BRIEF: Give back the full listing, character for character, with no pictures.

--*--

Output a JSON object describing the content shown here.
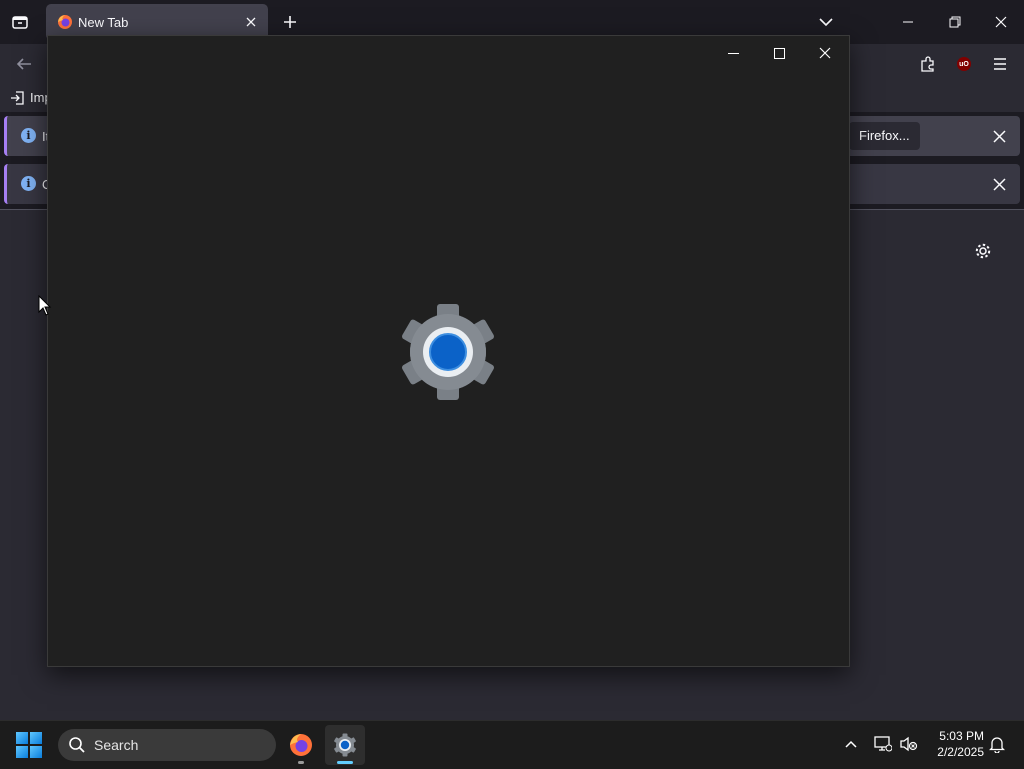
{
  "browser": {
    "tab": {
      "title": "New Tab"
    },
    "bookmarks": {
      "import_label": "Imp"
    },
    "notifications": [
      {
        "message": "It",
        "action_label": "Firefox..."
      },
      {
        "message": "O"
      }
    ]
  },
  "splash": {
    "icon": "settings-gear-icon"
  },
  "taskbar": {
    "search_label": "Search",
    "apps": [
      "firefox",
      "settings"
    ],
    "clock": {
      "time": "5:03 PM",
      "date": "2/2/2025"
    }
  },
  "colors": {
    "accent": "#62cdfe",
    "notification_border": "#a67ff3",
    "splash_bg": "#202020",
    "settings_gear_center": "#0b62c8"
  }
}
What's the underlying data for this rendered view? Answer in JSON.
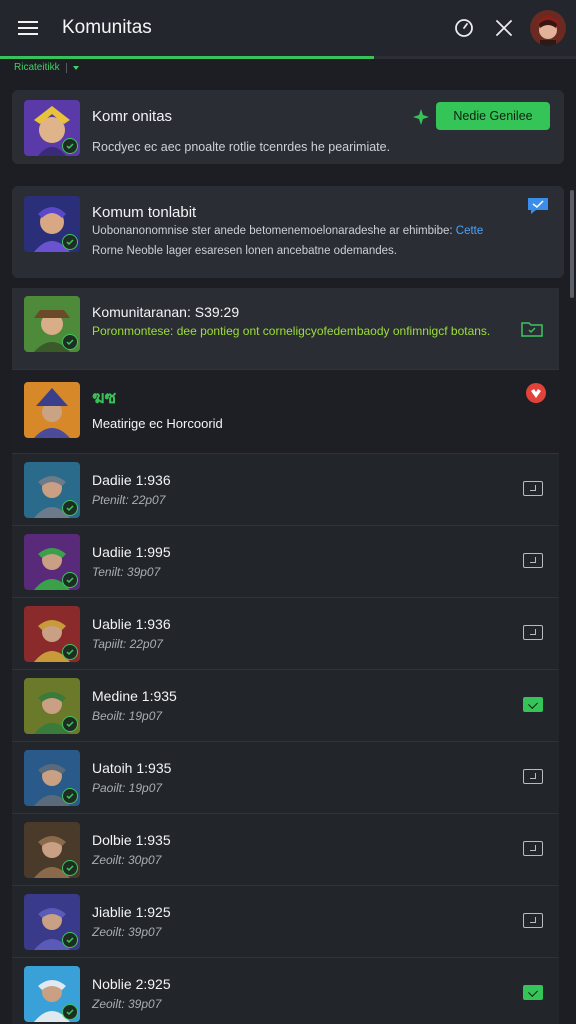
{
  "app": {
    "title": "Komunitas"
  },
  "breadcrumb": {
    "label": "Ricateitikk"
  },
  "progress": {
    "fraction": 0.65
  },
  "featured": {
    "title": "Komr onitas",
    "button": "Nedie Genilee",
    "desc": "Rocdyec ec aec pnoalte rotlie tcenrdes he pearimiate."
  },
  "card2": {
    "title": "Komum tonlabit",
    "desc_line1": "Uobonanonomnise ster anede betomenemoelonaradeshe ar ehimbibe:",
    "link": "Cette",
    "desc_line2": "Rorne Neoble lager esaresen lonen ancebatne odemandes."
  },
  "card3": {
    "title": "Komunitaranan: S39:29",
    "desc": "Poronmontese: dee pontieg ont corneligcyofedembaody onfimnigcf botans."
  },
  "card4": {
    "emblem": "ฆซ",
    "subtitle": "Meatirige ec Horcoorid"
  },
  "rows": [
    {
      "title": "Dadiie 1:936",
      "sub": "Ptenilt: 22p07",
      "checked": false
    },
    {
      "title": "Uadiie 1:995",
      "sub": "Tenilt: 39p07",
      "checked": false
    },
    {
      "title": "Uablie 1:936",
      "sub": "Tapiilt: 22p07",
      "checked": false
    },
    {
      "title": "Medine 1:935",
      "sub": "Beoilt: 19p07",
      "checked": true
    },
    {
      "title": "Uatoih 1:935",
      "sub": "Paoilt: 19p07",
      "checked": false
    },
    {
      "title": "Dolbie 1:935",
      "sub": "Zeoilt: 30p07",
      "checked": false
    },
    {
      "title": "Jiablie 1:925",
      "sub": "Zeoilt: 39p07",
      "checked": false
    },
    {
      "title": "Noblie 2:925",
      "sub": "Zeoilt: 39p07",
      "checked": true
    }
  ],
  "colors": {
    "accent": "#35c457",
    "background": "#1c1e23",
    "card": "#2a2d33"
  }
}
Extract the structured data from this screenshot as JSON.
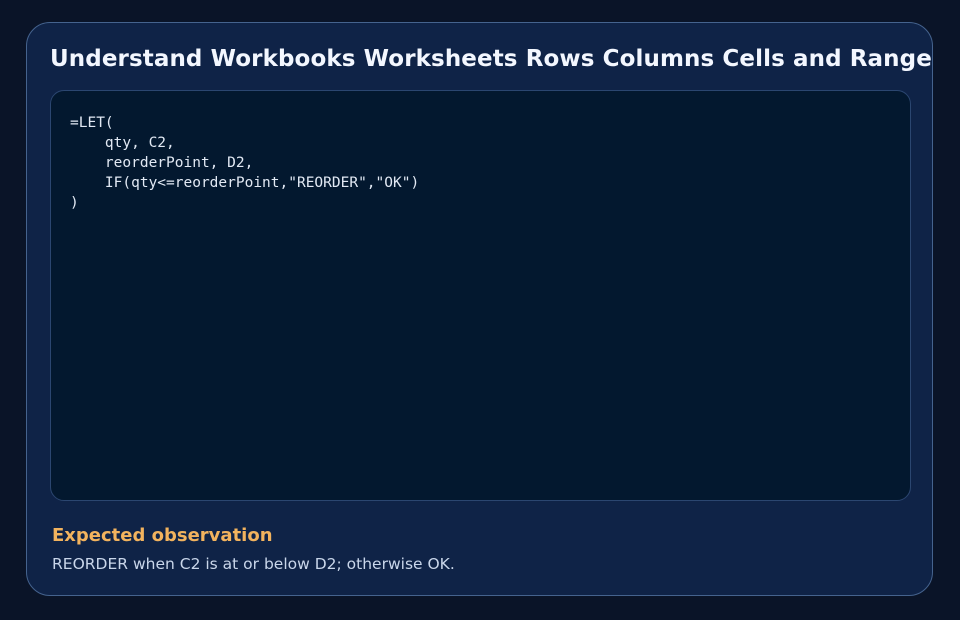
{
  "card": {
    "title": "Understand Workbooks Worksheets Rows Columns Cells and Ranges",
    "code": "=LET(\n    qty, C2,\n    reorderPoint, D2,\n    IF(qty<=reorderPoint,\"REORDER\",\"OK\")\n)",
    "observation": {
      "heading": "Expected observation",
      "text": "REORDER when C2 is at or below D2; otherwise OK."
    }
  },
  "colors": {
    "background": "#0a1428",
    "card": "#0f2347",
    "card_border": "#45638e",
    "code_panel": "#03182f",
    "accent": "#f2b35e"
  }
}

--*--

ANSWER BOX:
Output a JSON object describing the content shown here.
{
  "browser": {
    "tab": {
      "title": "New Tab"
    },
    "bookmarks": {
      "import_label": "Imp"
    },
    "notifications": [
      {
        "message": "It",
        "action_label": "Firefox..."
      },
      {
        "message": "O"
      }
    ]
  },
  "splash": {
    "icon": "settings-gear-icon"
  },
  "taskbar": {
    "search_label": "Search",
    "apps": [
      "firefox",
      "settings"
    ],
    "clock": {
      "time": "5:03 PM",
      "date": "2/2/2025"
    }
  },
  "colors": {
    "accent": "#62cdfe",
    "notification_border": "#a67ff3",
    "splash_bg": "#202020",
    "settings_gear_center": "#0b62c8"
  }
}
What's the underlying data for this rendered view? Answer in JSON.
{
  "app": {
    "title": "Komunitas"
  },
  "breadcrumb": {
    "label": "Ricateitikk"
  },
  "progress": {
    "fraction": 0.65
  },
  "featured": {
    "title": "Komr onitas",
    "button": "Nedie Genilee",
    "desc": "Rocdyec ec aec pnoalte rotlie tcenrdes he pearimiate."
  },
  "card2": {
    "title": "Komum tonlabit",
    "desc_line1": "Uobonanonomnise ster anede betomenemoelonaradeshe ar ehimbibe:",
    "link": "Cette",
    "desc_line2": "Rorne Neoble lager esaresen lonen ancebatne odemandes."
  },
  "card3": {
    "title": "Komunitaranan: S39:29",
    "desc": "Poronmontese: dee pontieg ont corneligcyofedembaody onfimnigcf botans."
  },
  "card4": {
    "emblem": "ฆซ",
    "subtitle": "Meatirige ec Horcoorid"
  },
  "rows": [
    {
      "title": "Dadiie 1:936",
      "sub": "Ptenilt: 22p07",
      "checked": false
    },
    {
      "title": "Uadiie 1:995",
      "sub": "Tenilt: 39p07",
      "checked": false
    },
    {
      "title": "Uablie 1:936",
      "sub": "Tapiilt: 22p07",
      "checked": false
    },
    {
      "title": "Medine 1:935",
      "sub": "Beoilt: 19p07",
      "checked": true
    },
    {
      "title": "Uatoih 1:935",
      "sub": "Paoilt: 19p07",
      "checked": false
    },
    {
      "title": "Dolbie 1:935",
      "sub": "Zeoilt: 30p07",
      "checked": false
    },
    {
      "title": "Jiablie 1:925",
      "sub": "Zeoilt: 39p07",
      "checked": false
    },
    {
      "title": "Noblie 2:925",
      "sub": "Zeoilt: 39p07",
      "checked": true
    }
  ],
  "colors": {
    "accent": "#35c457",
    "background": "#1c1e23",
    "card": "#2a2d33"
  }
}
Extract the structured data from this screenshot as JSON.
{
  "card": {
    "title": "Understand Workbooks Worksheets Rows Columns Cells and Ranges",
    "code": "=LET(\n    qty, C2,\n    reorderPoint, D2,\n    IF(qty<=reorderPoint,\"REORDER\",\"OK\")\n)",
    "observation": {
      "heading": "Expected observation",
      "text": "REORDER when C2 is at or below D2; otherwise OK."
    }
  },
  "colors": {
    "background": "#0a1428",
    "card": "#0f2347",
    "card_border": "#45638e",
    "code_panel": "#03182f",
    "accent": "#f2b35e"
  }
}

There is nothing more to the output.